Broadband Pc 3 power was observed across the IGS array during the daytime on May 9, 1979. Figure 1 plots the power spectrum of the magnetic fields at DU and the cross-phase spectrum for the DU-LL pair during the time interval 0603-0624 UT. The H, D, and Z represent the directions of magnetically north, magnetically east, and downward, respectively. Also plotted in Figure 1 for comparison is the power spectrum of the H component for a time interval, 0002-0023 UT on the same day, where no discernible pulsation activity was present. Enhanced wave power was observed for the frequencies roughly between 30 and 90 mHz. The power spectra for the H and Z components are rather similar but different from that for the D component. The peaks in the power spectra for the H and D components can be identified at 40 and 70 mHz. Located 175 km south from DU, LL observed a very similar power spectrum (not shown). The bottom panel of Figure 1 shows the cross-phase spectrum for the DU-LL pair, tex2html_wrap_inline345, and it indicates that the phase differences are generally found in H and Z components, while in the D component the phase difference is insignificant and it cannot be used to identify eigenfrequencies. In this example, the phase difference in the Z component is the greatest for all the three components, and it even exceeds tex2html_wrap_inline323 and appears as a negative phase difference at tex2html_wrap_inline357 55 mHz. The peaks in the cross-phase spectrum are located at 10, 25, 38, and 60 mHz, and they are quite different from the peaks in the power spectrum,

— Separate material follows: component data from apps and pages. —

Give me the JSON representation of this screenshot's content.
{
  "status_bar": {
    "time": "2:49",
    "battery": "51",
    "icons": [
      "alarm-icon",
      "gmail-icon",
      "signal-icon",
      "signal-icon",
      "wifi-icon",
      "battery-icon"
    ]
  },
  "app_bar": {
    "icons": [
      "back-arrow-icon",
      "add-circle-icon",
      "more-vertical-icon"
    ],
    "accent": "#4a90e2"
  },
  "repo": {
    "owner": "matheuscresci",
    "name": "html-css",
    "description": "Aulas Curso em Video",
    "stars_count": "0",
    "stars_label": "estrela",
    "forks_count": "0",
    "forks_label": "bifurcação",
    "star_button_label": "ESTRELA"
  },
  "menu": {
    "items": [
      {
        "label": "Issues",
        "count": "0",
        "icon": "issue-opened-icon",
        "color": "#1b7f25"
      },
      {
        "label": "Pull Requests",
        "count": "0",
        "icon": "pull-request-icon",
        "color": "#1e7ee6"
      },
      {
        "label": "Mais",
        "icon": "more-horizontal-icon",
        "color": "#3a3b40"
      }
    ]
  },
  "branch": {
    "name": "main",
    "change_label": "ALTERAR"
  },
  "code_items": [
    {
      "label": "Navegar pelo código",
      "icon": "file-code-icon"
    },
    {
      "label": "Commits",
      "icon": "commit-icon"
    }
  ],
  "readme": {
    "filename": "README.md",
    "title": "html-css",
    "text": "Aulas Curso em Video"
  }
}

The same cross-phase spectrum is produced for other pairs of adjacent stations, namely LE-DU, LL-ES, ES-YO, and YO-HA. Figure 2 shows the frequencies where the phase difference maximizes, i.e., the eigenfrequencies of the magnetospheric field lines, as a function of latitude. Only the results for the H component are shown, and the results for the Z components are very similar. In the figure the latitude for the field line resonances is taken to be at the center of the station pair. The curves in the Figure represent the best fit of the observed eigenfrequencies by theoretical estimation. The formulae behind the curves assume a simple dipole magnetic field model and a plasma density function that follows tex2html_wrap_inline363, where r is the radial distance to the Earth. The exact computation follows the algorithm given by Schulz [1996]. The fit in Figure 2 also implies that tex2html_wrap_inline367 and the proton density tex2html_wrap_inline369 at the equator of L = 4 (assuming that all ions are tex2html_wrap_inline373.

The cross-phase spectrum can also be applied to the pairs of nonadjacent stations to further compare the theory with our observations. Figure 3 shows the results for the pairs DU-LL, DU-ES, DU-YO, and DU-HA. The north-south separation of stations ranges from 175 km (DU-LL) to 800 km (DU-HA). Again only the results for the H components are presented. All the four pairs indicate local maxima of phase differences at roughly 9, 18, and 36 mHz. The phase difference for these frequencies is general larger when the separation between the two stations of concern is greater. At 18 mHz, the phase difference for the DU-LL pair is approximately tex2html_wrap_inline377, and the phase differences expand as the distance between the pair of stations increases.


next up previous
Next: Discussion and Conclusions Up: An interpretation of the Previous: Introduction

© 1998 American Geophysical Union